Lines with the string "Puzzles" are to be identified in the listing and copied.

########

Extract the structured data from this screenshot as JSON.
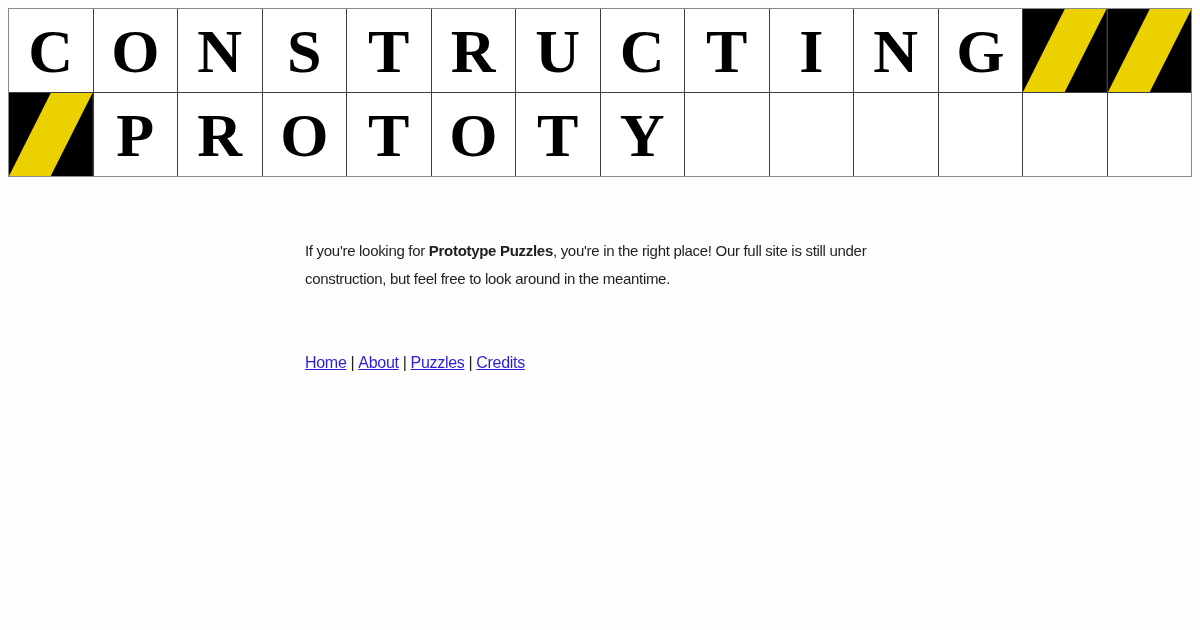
{
  "banner": {
    "rows": [
      {
        "cells": [
          {
            "kind": "letter",
            "text": "C"
          },
          {
            "kind": "letter",
            "text": "O"
          },
          {
            "kind": "letter",
            "text": "N"
          },
          {
            "kind": "letter",
            "text": "S"
          },
          {
            "kind": "letter",
            "text": "T"
          },
          {
            "kind": "letter",
            "text": "R"
          },
          {
            "kind": "letter",
            "text": "U"
          },
          {
            "kind": "letter",
            "text": "C"
          },
          {
            "kind": "letter",
            "text": "T"
          },
          {
            "kind": "letter",
            "text": "I"
          },
          {
            "kind": "letter",
            "text": "N"
          },
          {
            "kind": "letter",
            "text": "G"
          },
          {
            "kind": "hazard"
          },
          {
            "kind": "hazard"
          }
        ]
      },
      {
        "cells": [
          {
            "kind": "hazard"
          },
          {
            "kind": "letter",
            "text": "P"
          },
          {
            "kind": "letter",
            "text": "R"
          },
          {
            "kind": "letter",
            "text": "O"
          },
          {
            "kind": "letter",
            "text": "T"
          },
          {
            "kind": "letter",
            "text": "O"
          },
          {
            "kind": "letter",
            "text": "T"
          },
          {
            "kind": "letter",
            "text": "Y"
          },
          {
            "kind": "empty"
          },
          {
            "kind": "empty"
          },
          {
            "kind": "empty"
          },
          {
            "kind": "empty"
          },
          {
            "kind": "empty"
          },
          {
            "kind": "empty"
          }
        ]
      }
    ]
  },
  "intro": "If you're looking for **Prototype Puzzles**, you're in the right place! Our full site is still under construction, but feel free to look around in the meantime.",
  "nav": [
    {
      "kind": "link",
      "text": "Home"
    },
    {
      "kind": "separator",
      "text": "|"
    },
    {
      "kind": "link",
      "text": "About"
    },
    {
      "kind": "separator",
      "text": "|"
    },
    {
      "kind": "link",
      "text": "Puzzles"
    },
    {
      "kind": "separator",
      "text": "|"
    },
    {
      "kind": "link",
      "text": "Credits"
    }
  ]
}
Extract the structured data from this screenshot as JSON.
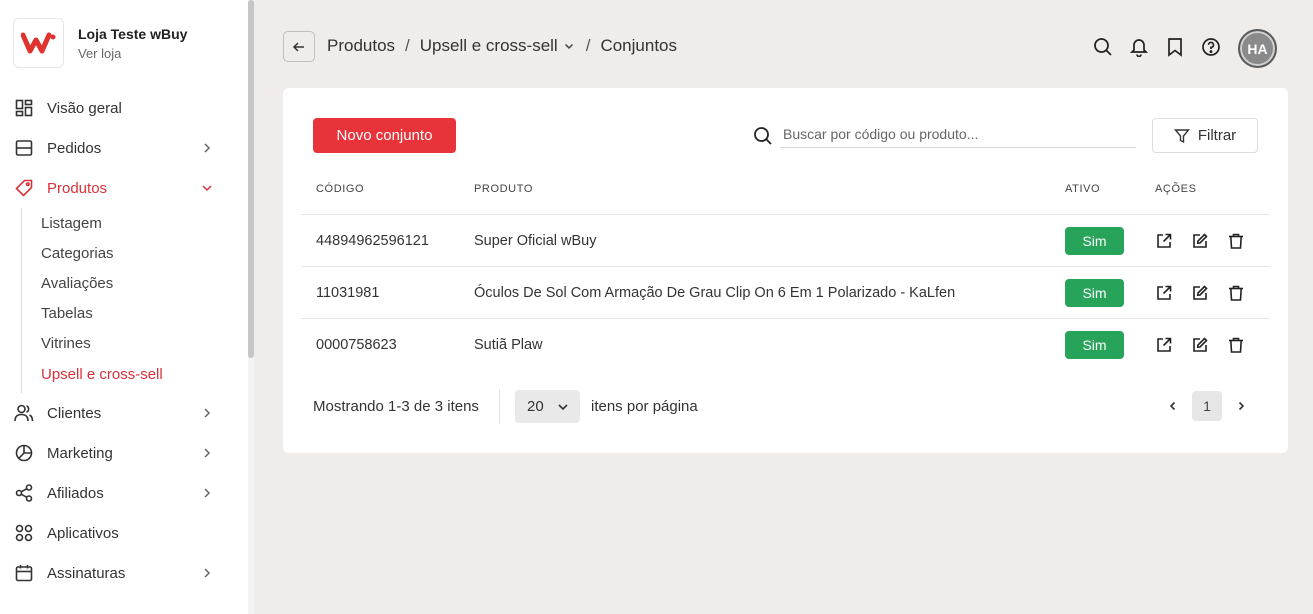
{
  "store": {
    "name": "Loja Teste wBuy",
    "link": "Ver loja"
  },
  "colors": {
    "accent": "#e8333a",
    "active_nav": "#d9323a",
    "badge_green": "#27a35a"
  },
  "sidebar": {
    "items": [
      {
        "label": "Visão geral",
        "icon": "dashboard-icon"
      },
      {
        "label": "Pedidos",
        "icon": "orders-icon"
      },
      {
        "label": "Produtos",
        "icon": "tag-icon"
      },
      {
        "label": "Clientes",
        "icon": "users-icon"
      },
      {
        "label": "Marketing",
        "icon": "pie-chart-icon"
      },
      {
        "label": "Afiliados",
        "icon": "share-icon"
      },
      {
        "label": "Aplicativos",
        "icon": "apps-icon"
      },
      {
        "label": "Assinaturas",
        "icon": "calendar-icon"
      }
    ],
    "produtos_sub": [
      "Listagem",
      "Categorias",
      "Avaliações",
      "Tabelas",
      "Vitrines",
      "Upsell e cross-sell"
    ]
  },
  "breadcrumb": {
    "items": [
      "Produtos",
      "Upsell e cross-sell",
      "Conjuntos"
    ]
  },
  "header": {
    "avatar": "HA"
  },
  "toolbar": {
    "new_label": "Novo conjunto",
    "search_placeholder": "Buscar por código ou produto...",
    "filter_label": "Filtrar"
  },
  "table": {
    "headers": [
      "CÓDIGO",
      "PRODUTO",
      "ATIVO",
      "AÇÕES"
    ],
    "rows": [
      {
        "code": "44894962596121",
        "product": "Super Oficial wBuy",
        "active": "Sim"
      },
      {
        "code": "11031981",
        "product": "Óculos De Sol Com Armação De Grau Clip On 6 Em 1 Polarizado - KaLfen",
        "active": "Sim"
      },
      {
        "code": "0000758623",
        "product": "Sutiã Plaw",
        "active": "Sim"
      }
    ]
  },
  "pagination": {
    "showing": "Mostrando 1-3 de 3 itens",
    "per_page": "20",
    "per_page_label": "itens por página",
    "current_page": "1"
  }
}
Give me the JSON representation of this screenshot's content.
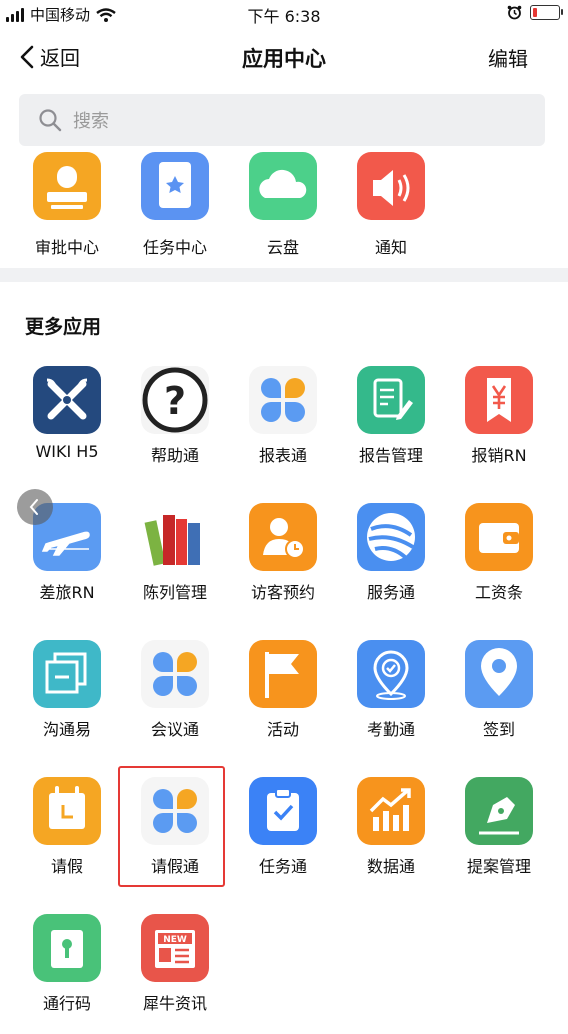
{
  "status_bar": {
    "carrier": "中国移动",
    "time": "下午 6:38",
    "battery_level": 0.15
  },
  "nav": {
    "back_label": "返回",
    "title": "应用中心",
    "edit_label": "编辑"
  },
  "search": {
    "placeholder": "搜索"
  },
  "recent_apps": [
    {
      "label": "审批中心",
      "icon": "approval-stamp-icon"
    },
    {
      "label": "任务中心",
      "icon": "task-bookmark-icon"
    },
    {
      "label": "云盘",
      "icon": "cloud-icon"
    },
    {
      "label": "通知",
      "icon": "speaker-icon"
    }
  ],
  "more_apps": {
    "title": "更多应用",
    "items": [
      {
        "label": "WIKI H5",
        "icon": "wiki-logo-icon"
      },
      {
        "label": "帮助通",
        "icon": "question-icon"
      },
      {
        "label": "报表通",
        "icon": "clover-icon"
      },
      {
        "label": "报告管理",
        "icon": "report-edit-icon"
      },
      {
        "label": "报销RN",
        "icon": "yen-icon"
      },
      {
        "label": "差旅RN",
        "icon": "airplane-icon"
      },
      {
        "label": "陈列管理",
        "icon": "books-icon"
      },
      {
        "label": "访客预约",
        "icon": "visitor-clock-icon"
      },
      {
        "label": "服务通",
        "icon": "swirl-logo-icon"
      },
      {
        "label": "工资条",
        "icon": "wallet-icon"
      },
      {
        "label": "沟通易",
        "icon": "windows-icon"
      },
      {
        "label": "会议通",
        "icon": "clover-icon"
      },
      {
        "label": "活动",
        "icon": "flag-icon"
      },
      {
        "label": "考勤通",
        "icon": "location-clock-icon"
      },
      {
        "label": "签到",
        "icon": "location-pin-icon"
      },
      {
        "label": "请假",
        "icon": "calendar-icon"
      },
      {
        "label": "请假通",
        "icon": "clover-icon"
      },
      {
        "label": "任务通",
        "icon": "clipboard-check-icon"
      },
      {
        "label": "数据通",
        "icon": "bar-chart-icon"
      },
      {
        "label": "提案管理",
        "icon": "pen-icon"
      },
      {
        "label": "通行码",
        "icon": "keyhole-icon"
      },
      {
        "label": "犀牛资讯",
        "icon": "news-icon"
      }
    ]
  },
  "colors": {
    "highlight": "#e53935",
    "accent_blue": "#4a90e2"
  }
}
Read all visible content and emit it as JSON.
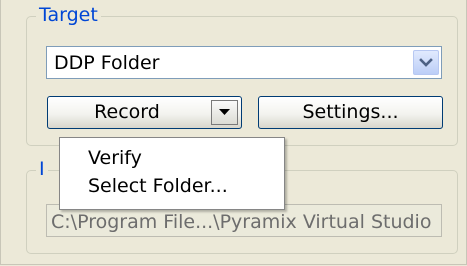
{
  "target_group": {
    "label": "Target",
    "format_select": {
      "value": "DDP Folder",
      "dropdown_icon": "chevron-down-icon"
    },
    "record_button": {
      "label": "Record",
      "arrow_icon": "caret-down-icon"
    },
    "settings_button": {
      "label": "Settings..."
    }
  },
  "info_group": {
    "label": "I",
    "path_value": "C:\\Program File...\\Pyramix Virtual Studio"
  },
  "record_menu": {
    "items": [
      {
        "label": "Verify"
      },
      {
        "label": "Select Folder..."
      }
    ]
  },
  "colors": {
    "panel_bg": "#ece9d8",
    "group_label": "#0046d5",
    "button_border": "#003c74"
  }
}
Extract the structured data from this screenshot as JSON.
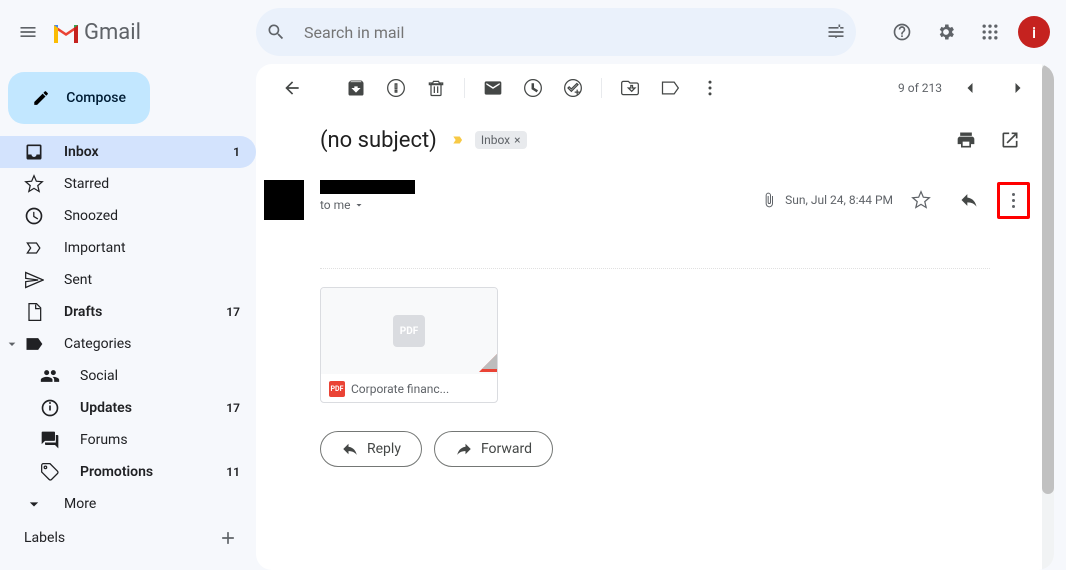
{
  "header": {
    "app_name": "Gmail",
    "search_placeholder": "Search in mail",
    "avatar_initial": "i"
  },
  "sidebar": {
    "compose": "Compose",
    "items": [
      {
        "label": "Inbox",
        "count": "1"
      },
      {
        "label": "Starred"
      },
      {
        "label": "Snoozed"
      },
      {
        "label": "Important"
      },
      {
        "label": "Sent"
      },
      {
        "label": "Drafts",
        "count": "17"
      },
      {
        "label": "Categories"
      },
      {
        "label": "Social"
      },
      {
        "label": "Updates",
        "count": "17"
      },
      {
        "label": "Forums"
      },
      {
        "label": "Promotions",
        "count": "11"
      },
      {
        "label": "More"
      }
    ],
    "labels_header": "Labels"
  },
  "toolbar": {
    "position": "9 of 213"
  },
  "message": {
    "subject": "(no subject)",
    "chip": "Inbox",
    "to": "to me",
    "date": "Sun, Jul 24, 8:44 PM"
  },
  "attachment": {
    "placeholder": "PDF",
    "badge": "PDF",
    "name": "Corporate financ..."
  },
  "actions": {
    "reply": "Reply",
    "forward": "Forward"
  }
}
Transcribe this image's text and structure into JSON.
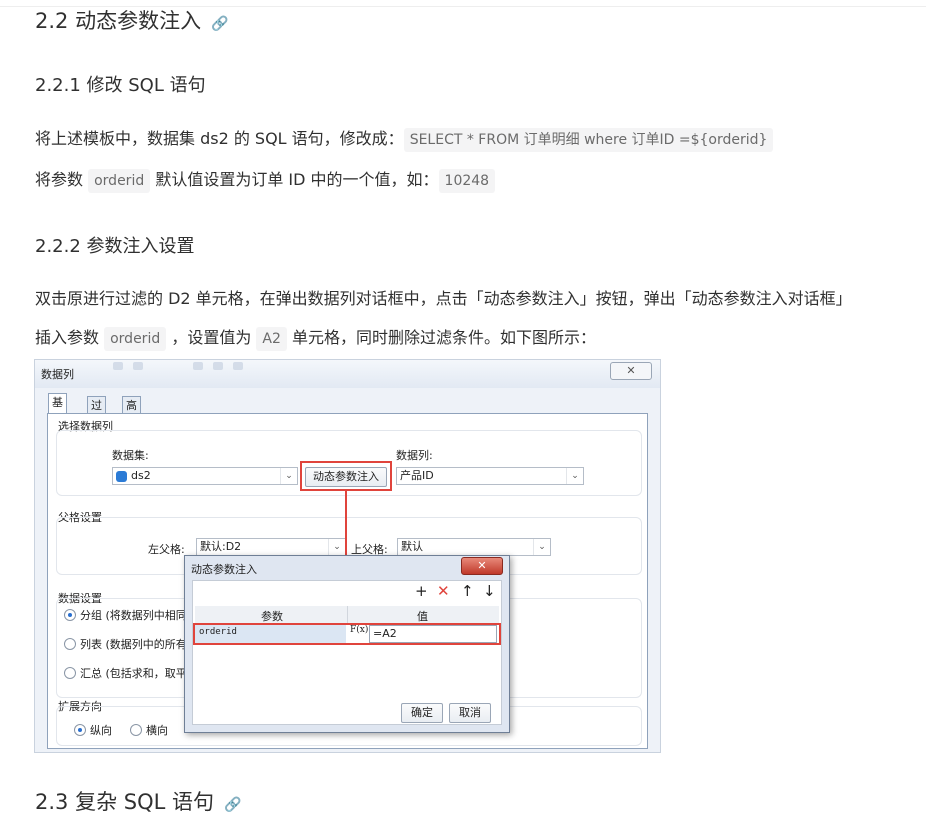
{
  "h_2_2": "2.2 动态参数注入",
  "h_2_2_1": "2.2.1 修改 SQL 语句",
  "p1_text": "将上述模板中，数据集 ds2 的 SQL 语句，修改成：",
  "p1_code": "SELECT * FROM 订单明细 where 订单ID =${orderid}",
  "p2_prefix": "将参数",
  "p2_code1": "orderid",
  "p2_mid": "默认值设置为订单 ID 中的一个值，如：",
  "p2_code2": "10248",
  "h_2_2_2": "2.2.2 参数注入设置",
  "p3_text": "双击原进行过滤的 D2 单元格，在弹出数据列对话框中，点击「动态参数注入」按钮，弹出「动态参数注入对话框」",
  "p4_prefix": "插入参数",
  "p4_code1": "orderid",
  "p4_mid": "，设置值为",
  "p4_code2": "A2",
  "p4_suffix": "单元格，同时删除过滤条件。如下图所示：",
  "h_2_3": "2.3 复杂 SQL 语句",
  "anchor_icon": "link-icon",
  "highlight_color": "#e0443c",
  "screenshot": {
    "title": "数据列",
    "close": "✕",
    "tabs": [
      "基本",
      "过滤",
      "高级"
    ],
    "select_group": "选择数据列",
    "dataset_label": "数据集:",
    "dataset_value": "ds2",
    "column_label": "数据列:",
    "column_value": "产品ID",
    "inject_button": "动态参数注入",
    "parent_group": "父格设置",
    "left_parent_label": "左父格:",
    "left_parent_value": "默认:D2",
    "top_parent_label": "上父格:",
    "top_parent_value": "默认",
    "data_group": "数据设置",
    "radio_group": "分组 (将数据列中相同",
    "radio_list": "列表 (数据列中的所有",
    "radio_summary": "汇总 (包括求和，取平",
    "expand_group": "扩展方向",
    "expand_vertical": "纵向",
    "expand_horizontal": "横向",
    "dialog": {
      "title": "动态参数注入",
      "close": "✕",
      "col_param": "参数",
      "col_value": "值",
      "param_name": "orderid",
      "fx": "F(x)",
      "param_value": "=A2",
      "ok": "确定",
      "cancel": "取消"
    }
  }
}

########

### Result
  "intro": "If you're looking for **Prototype Puzzles**, you're in the right place! Our full site is still under construction, but feel free to look around in the meantime.",
      "text": "Puzzles"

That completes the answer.